The intense fighting that has erupted between the militaries of Armenia and Azerbaijan in the caucuses killed at least another 21 people on Monday (September 28), the second day of the conflict, and is pulling at major regional powers such as Turkey and Russia.
Turkey - which is close in proximity to both states - says it will support its traditional ally - the Muslim majority Azerbaijan.
Russia though, which has a defense alliance with Armenia - a Christian majority country - is calling for an immediate ceasefire.
The fighting centers on the breakaway region of Nagorno-Karabakh - an area within Azerbaijan but run by ethnic Armenians.
Turkish President Erdogan.
"Once again, I condemn Armenia, which attacked Azerbaijan's lands yesterday. Turkey will continue to stand with the friendly and brotherly Azerbaijan with all its resources and heart."
Armenian Prime Minister Nikol Pashinyan called on the international community to stop Turkey entering the conflict.
The country's ambassador to Russia even claimed Turkey had sent 4,000 fighters from Syria to the region, which Azerbaijan denied.
Numerous other world powers are calling for restraint including the U.S. and China. The South Caucasus region is an important corridor for pipelines carrying oil and gas to world markets.
This footage from Azerbaijan's military shows some of the fierce conflict, and this from the self-proclaimed army of the breakaway region reportedly shows a burnt out Azeri tank.
The region of Nagorno-Karabakh has long been a point of tension for both sides for decades.
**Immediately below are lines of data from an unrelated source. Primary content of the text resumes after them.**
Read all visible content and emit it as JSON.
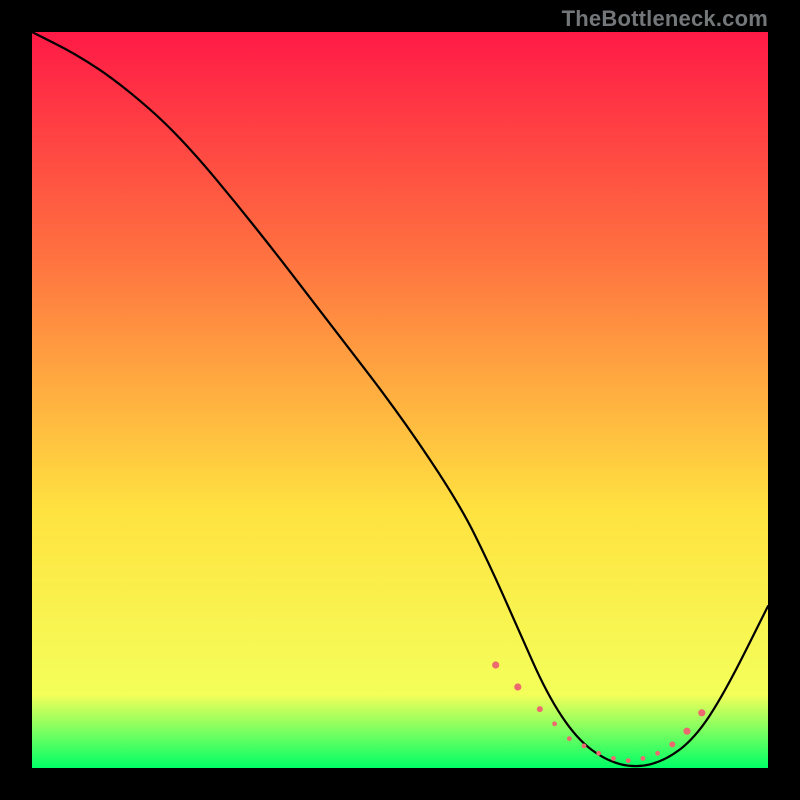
{
  "watermark": "TheBottleneck.com",
  "colors": {
    "bg_frame": "#000000",
    "grad_top": "#ff1a46",
    "grad_mid1": "#ff7040",
    "grad_mid2": "#ffe240",
    "grad_mid3": "#f4ff5a",
    "grad_bottom": "#00ff66",
    "curve": "#000000",
    "marker": "#ec6a6f"
  },
  "chart_data": {
    "type": "line",
    "title": "",
    "xlabel": "",
    "ylabel": "",
    "xlim": [
      0,
      100
    ],
    "ylim": [
      0,
      100
    ],
    "series": [
      {
        "name": "bottleneck-curve",
        "x": [
          0,
          6,
          12,
          20,
          30,
          40,
          50,
          58,
          62,
          66,
          70,
          74,
          78,
          82,
          86,
          90,
          94,
          100
        ],
        "y": [
          100,
          97,
          93,
          86,
          74,
          61,
          48,
          36,
          28,
          19,
          10,
          4,
          1,
          0,
          1,
          4,
          10,
          22
        ]
      }
    ],
    "markers": {
      "name": "highlight-band",
      "x": [
        63,
        66,
        69,
        71,
        73,
        75,
        77,
        79,
        81,
        83,
        85,
        87,
        89,
        91
      ],
      "y": [
        14,
        11,
        8,
        6,
        4,
        3,
        2,
        1.3,
        1,
        1.3,
        2,
        3.2,
        5,
        7.5
      ],
      "r": [
        3.6,
        3.6,
        3.0,
        2.4,
        2.4,
        2.4,
        2.4,
        2.4,
        2.4,
        2.4,
        2.4,
        3.0,
        3.6,
        3.6
      ]
    }
  }
}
Under international law it is recognized as part of Azerbaijan, but ethnic Armenians who make up most of the population reject Azeri rule.
They have run their own affairs since the area broke away from Azerbaijan in a conflict that flared as the Soviet Union collapsed in 1991.
Clashes have broken out sporadically ever since.